Stored items:
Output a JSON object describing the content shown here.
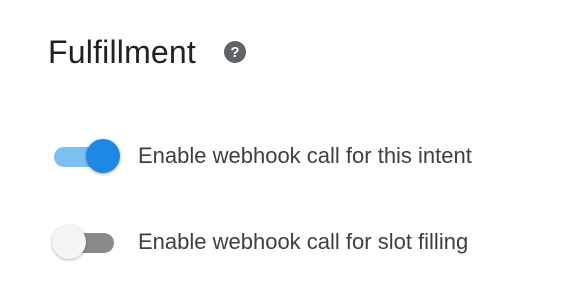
{
  "fulfillment": {
    "title": "Fulfillment",
    "help_icon": "help-circle-icon",
    "toggles": [
      {
        "label": "Enable webhook call for this intent",
        "enabled": true
      },
      {
        "label": "Enable webhook call for slot filling",
        "enabled": false
      }
    ]
  },
  "colors": {
    "accent": "#1e88e5",
    "accent_track": "#7cc0f2",
    "off_track": "#8a8a8a",
    "text": "#3c4043"
  }
}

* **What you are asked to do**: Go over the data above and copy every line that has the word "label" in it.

* **Result for this task**:
        "label": "Enable webhook call for this intent",
        "label": "Enable webhook call for slot filling",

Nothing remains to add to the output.